No matter, Charlie Day discovers that he can “drift” with the Kaijus, a process for which all he requires is a functioning Kaiju brain. How to extract a living brain from a thing you have to kill in order for it to hold still? That’s easy, because the Kaijus actually have TWO brains. They’re so big they need another brain to control their whole mass, you see, a phenomenon Charlie Day hurriedly shouts at us as if we were already supposed to have known. So anyway, Charlie Day goes Kaiju drifting and discovers all of the aliens’ evil plans. Remember Brent Spiner in Independence Day? Yeah, it’s like that. But hey, at least there’s an opportunity to blow up an alien portal to Earth, I haven’t seen that in a movie lately.
I honestly wonder if this movie would’ve been better if the Jaegers were controlled remotely, or via artificial intelligence. Then there at least would’ve been the opportunity to give the robots some personality through character design, in a Wall E sort of situation. As it is, we’re supposed to care about the humans inside the robots, and aside from the fact that they’re all dumb clichés with no recognizable humanity, it’s hard to tell how any of their personal attributes are manifested in anything the robots are doing. And thus, all the fight scenes feel like Guillermo Del Toro with a robot puppet on one hand and a Godzilla puppet on the other smashing his hands together while making explosion sounds with his mouth. Actually, I would’ve rather watched that. At least then we’d have this chubby redheaded Mexican with boundless enthusiasm character to care about.

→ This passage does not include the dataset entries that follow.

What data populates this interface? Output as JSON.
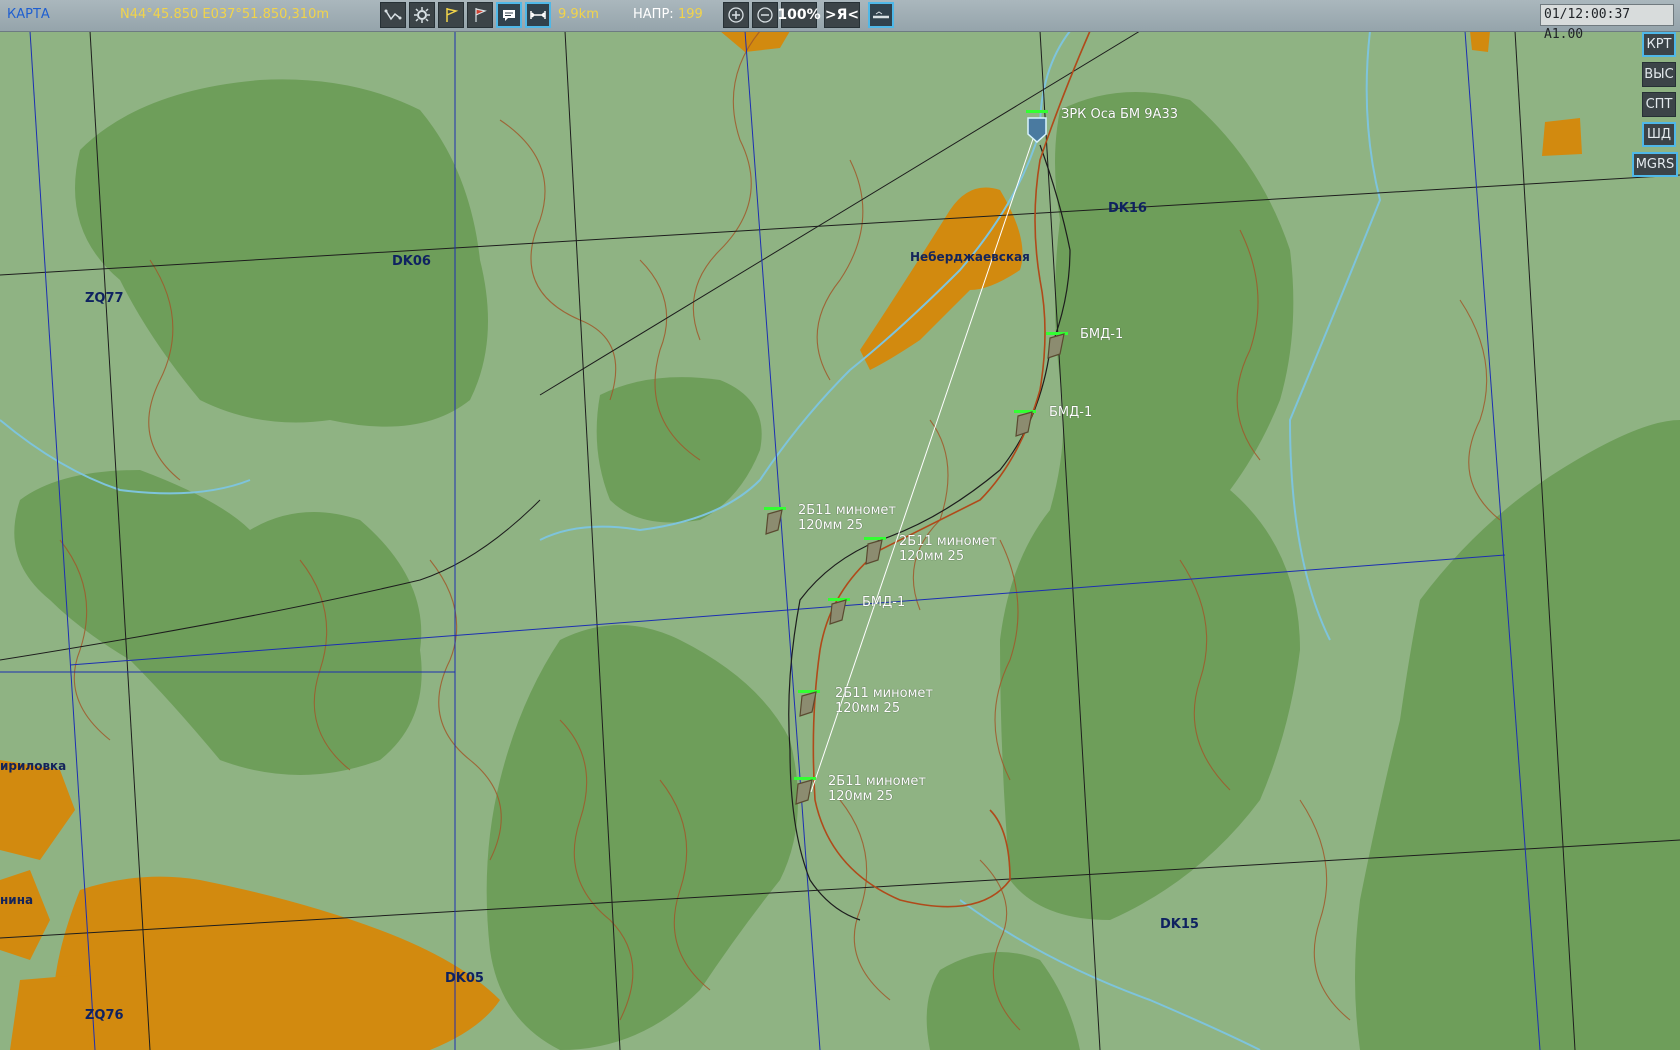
{
  "topbar": {
    "map_label": "КАРТА",
    "coordinates": "N44°45.850 E037°51.850,310m",
    "distance": "9.9km",
    "heading_label": "НАПР:",
    "heading_value": "199",
    "zoom": "100%",
    "center_self": ">Я<",
    "clock": "01/12:00:37 A1.00"
  },
  "sidebar": {
    "items": [
      {
        "label": "КРТ"
      },
      {
        "label": "ВЫС"
      },
      {
        "label": "СПТ"
      },
      {
        "label": "ШД"
      },
      {
        "label": "MGRS"
      }
    ]
  },
  "colors": {
    "map_base": "#8fb383",
    "forest": "#6e9e5a",
    "town": "#d28a0f",
    "river": "#7ec4dc",
    "contour": "#a0582a",
    "grid_blue": "#1c2fb2",
    "grid_black": "#1d1d1d",
    "unit_health": "#32ff32",
    "coordinate_text": "#f2d44a"
  },
  "map": {
    "grid_labels": [
      "DK06",
      "ZQ77",
      "DK16",
      "DK15",
      "DK05",
      "ZQ76"
    ],
    "towns": [
      "Неберджаевская",
      "ириловка",
      "нина"
    ],
    "units": [
      {
        "name": "ЗРК Оса БМ 9А33",
        "line2": ""
      },
      {
        "name": "БМД-1",
        "line2": ""
      },
      {
        "name": "БМД-1",
        "line2": ""
      },
      {
        "name": "2Б11 миномет",
        "line2": "120мм  25"
      },
      {
        "name": "2Б11 миномет",
        "line2": "120мм  25"
      },
      {
        "name": "БМД-1",
        "line2": ""
      },
      {
        "name": "2Б11 миномет",
        "line2": "120мм  25"
      },
      {
        "name": "2Б11 миномет",
        "line2": "120мм  25"
      }
    ]
  }
}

Some of his dolls are cool looking, and the fights that take place out in space or underwater are semi-enjoyable, because at least then we get a break from two big things noisily destroying another city. Congrats, CGI, you’ve mastered smashed-up buildings, now give it a rest. The choreography of fights was always more interesting than the scenery getting smashed, and that’s all but missing here.

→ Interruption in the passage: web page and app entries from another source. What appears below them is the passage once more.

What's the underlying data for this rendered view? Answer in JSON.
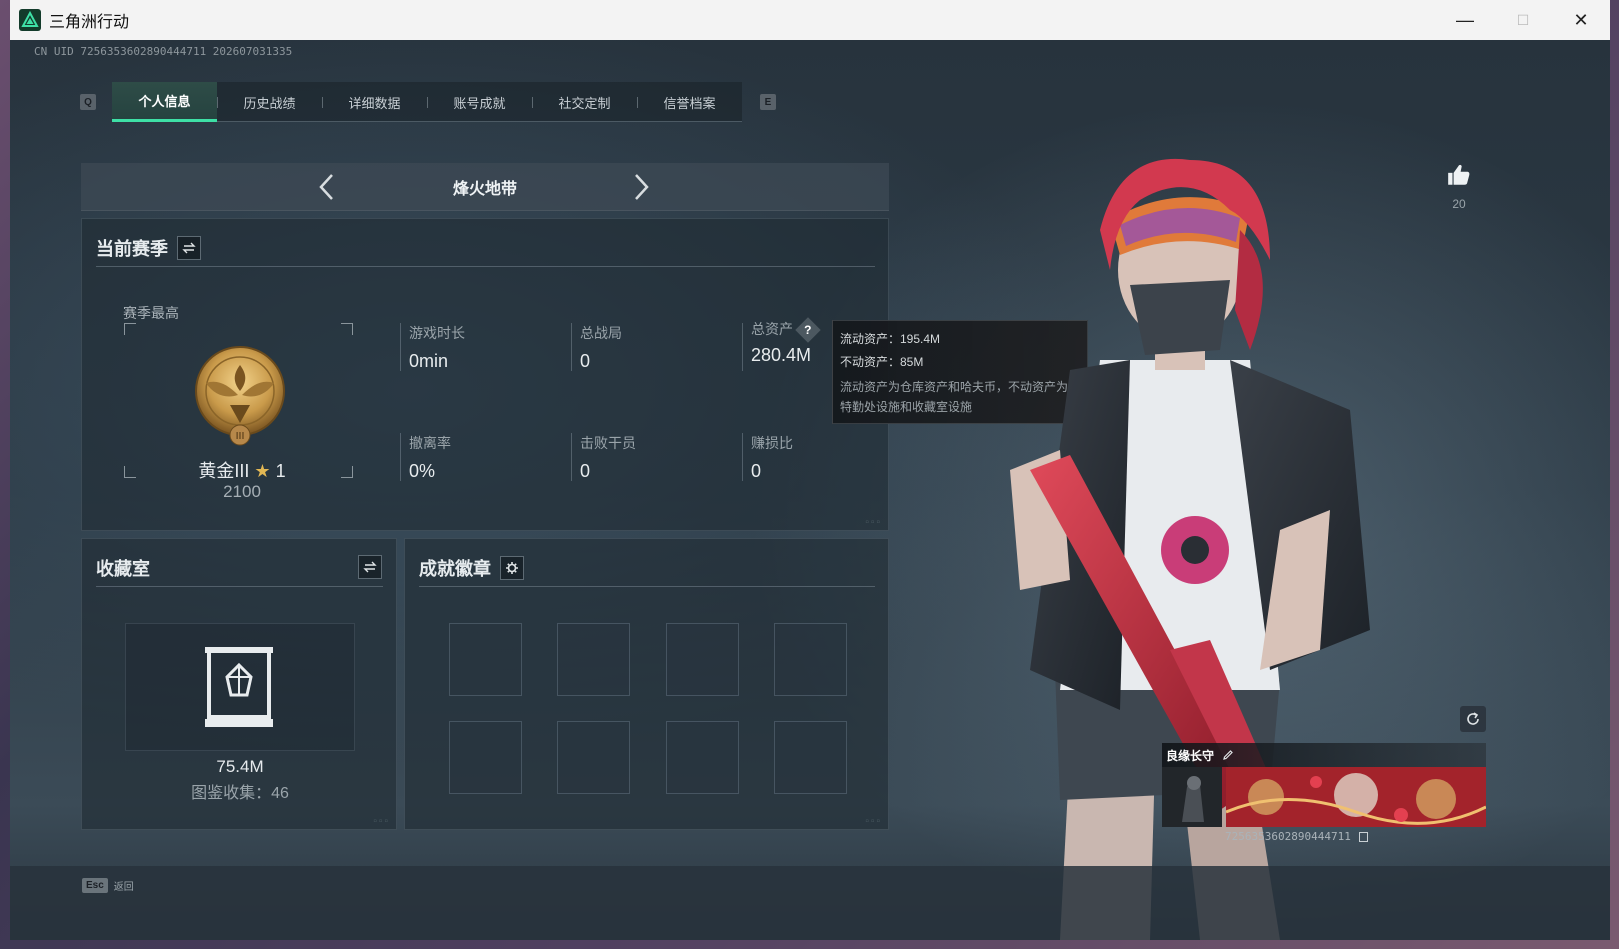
{
  "window": {
    "title": "三角洲行动",
    "minimize": "—",
    "maximize": "☐",
    "close": "✕"
  },
  "uid": "CN UID 7256353602890444711 202607031335",
  "tabs": {
    "left_key": "Q",
    "right_key": "E",
    "items": [
      {
        "label": "个人信息",
        "active": true
      },
      {
        "label": "历史战绩",
        "active": false
      },
      {
        "label": "详细数据",
        "active": false
      },
      {
        "label": "账号成就",
        "active": false
      },
      {
        "label": "社交定制",
        "active": false
      },
      {
        "label": "信誉档案",
        "active": false
      }
    ]
  },
  "mode": {
    "title": "烽火地带",
    "prev_icon": "chevron-left-icon",
    "next_icon": "chevron-right-icon"
  },
  "season": {
    "title": "当前赛季",
    "switch_icon": "swap-icon",
    "best_label": "赛季最高",
    "rank_name": "黄金III",
    "rank_stars": "1",
    "rank_score": "2100",
    "stats": [
      {
        "label": "游戏时长",
        "value": "0min"
      },
      {
        "label": "总战局",
        "value": "0"
      },
      {
        "label": "总资产",
        "value": "280.4M"
      },
      {
        "label": "撤离率",
        "value": "0%"
      },
      {
        "label": "击败干员",
        "value": "0"
      },
      {
        "label": "赚损比",
        "value": "0"
      }
    ],
    "help_icon": "?"
  },
  "tooltip": {
    "liquid": "流动资产：195.4M",
    "fixed": "不动资产：85M",
    "desc_line1": "流动资产为仓库资产和哈夫币，不动资产为",
    "desc_line2": "特勤处设施和收藏室设施"
  },
  "collection": {
    "title": "收藏室",
    "value": "75.4M",
    "catalog": "图鉴收集：46"
  },
  "achievements": {
    "title": "成就徽章",
    "settings_icon": "gear-icon"
  },
  "profile": {
    "like_count": "20",
    "card_name": "良缘长守",
    "card_id": "7256353602890444711"
  },
  "footer": {
    "esc_key": "Esc",
    "back_label": "返回"
  },
  "colors": {
    "accent": "#3ee0a6",
    "gold": "#c99a4a"
  }
}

Our friend Laremy floated the question of whether Guillermo Del Toro actually understands the nuances of the English language. That he might not could explain how he could go from a brilliantly nuanced film like Pan’s Labyrinth to a ham-hoofed scrawl like Pacific Rim. Del Toro seems perfectly articulate in interviews, but Pacific Rim does kind of feel like Robot Jox meets Top Gun run through Google Translate.
I promise you, there are still some films opening this summer that will restore your faith in the magic of silly summer movies, but unless you have an extreme tolerance for horrible dialog and characters who look like Mike Tyson’s Punch Out stereotypes, it’s not this one. I am sorry, you guys. I wish it was different too. Now please, use the comments section to insult my mother.